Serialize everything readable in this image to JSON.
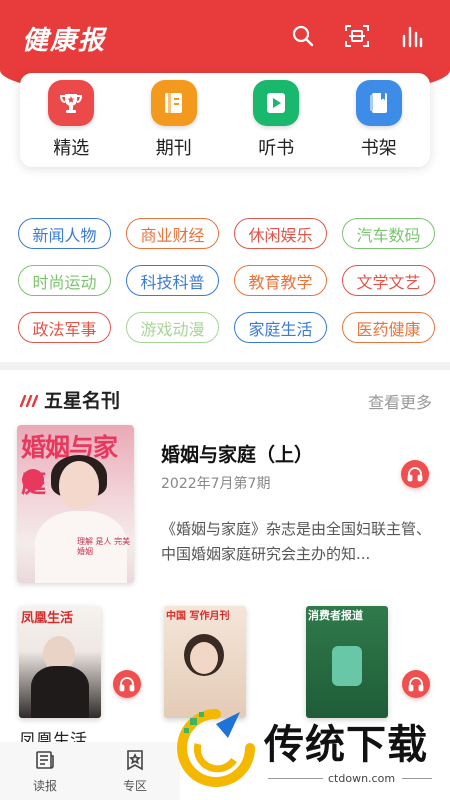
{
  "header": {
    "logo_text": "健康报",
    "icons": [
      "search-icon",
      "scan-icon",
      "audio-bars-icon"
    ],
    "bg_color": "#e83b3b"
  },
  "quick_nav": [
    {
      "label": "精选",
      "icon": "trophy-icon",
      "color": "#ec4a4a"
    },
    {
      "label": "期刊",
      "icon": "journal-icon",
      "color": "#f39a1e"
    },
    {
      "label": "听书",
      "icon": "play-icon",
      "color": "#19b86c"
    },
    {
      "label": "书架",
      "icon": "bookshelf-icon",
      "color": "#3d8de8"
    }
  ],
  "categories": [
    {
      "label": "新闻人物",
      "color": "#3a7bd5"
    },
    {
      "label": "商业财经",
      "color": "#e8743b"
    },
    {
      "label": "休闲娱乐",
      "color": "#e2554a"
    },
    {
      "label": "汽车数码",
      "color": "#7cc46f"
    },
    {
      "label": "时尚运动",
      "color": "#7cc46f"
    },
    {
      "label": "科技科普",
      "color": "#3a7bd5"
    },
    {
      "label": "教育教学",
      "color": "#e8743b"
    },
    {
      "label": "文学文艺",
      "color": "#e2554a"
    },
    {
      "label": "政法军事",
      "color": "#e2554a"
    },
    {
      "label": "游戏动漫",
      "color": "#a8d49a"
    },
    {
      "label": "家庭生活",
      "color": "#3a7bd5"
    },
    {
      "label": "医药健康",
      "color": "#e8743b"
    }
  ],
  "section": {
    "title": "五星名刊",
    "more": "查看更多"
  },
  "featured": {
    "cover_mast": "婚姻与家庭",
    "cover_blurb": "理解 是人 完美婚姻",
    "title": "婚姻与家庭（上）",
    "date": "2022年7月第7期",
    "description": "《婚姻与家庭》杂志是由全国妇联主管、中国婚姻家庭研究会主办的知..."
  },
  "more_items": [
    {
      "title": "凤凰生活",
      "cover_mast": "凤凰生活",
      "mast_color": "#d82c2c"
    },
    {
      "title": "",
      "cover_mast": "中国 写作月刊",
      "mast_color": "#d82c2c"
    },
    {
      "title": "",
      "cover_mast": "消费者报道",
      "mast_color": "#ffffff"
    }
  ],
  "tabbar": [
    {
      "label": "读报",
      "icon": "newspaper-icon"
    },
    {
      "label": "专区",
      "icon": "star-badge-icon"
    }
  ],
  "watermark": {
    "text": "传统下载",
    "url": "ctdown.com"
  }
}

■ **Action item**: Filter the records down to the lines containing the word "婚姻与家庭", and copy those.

■ **Written answer**:
    "cover_mast": "婚姻与家庭",
    "title": "婚姻与家庭（上）",
    "description": "《婚姻与家庭》杂志是由全国妇联主管、中国婚姻家庭研究会主办的知..."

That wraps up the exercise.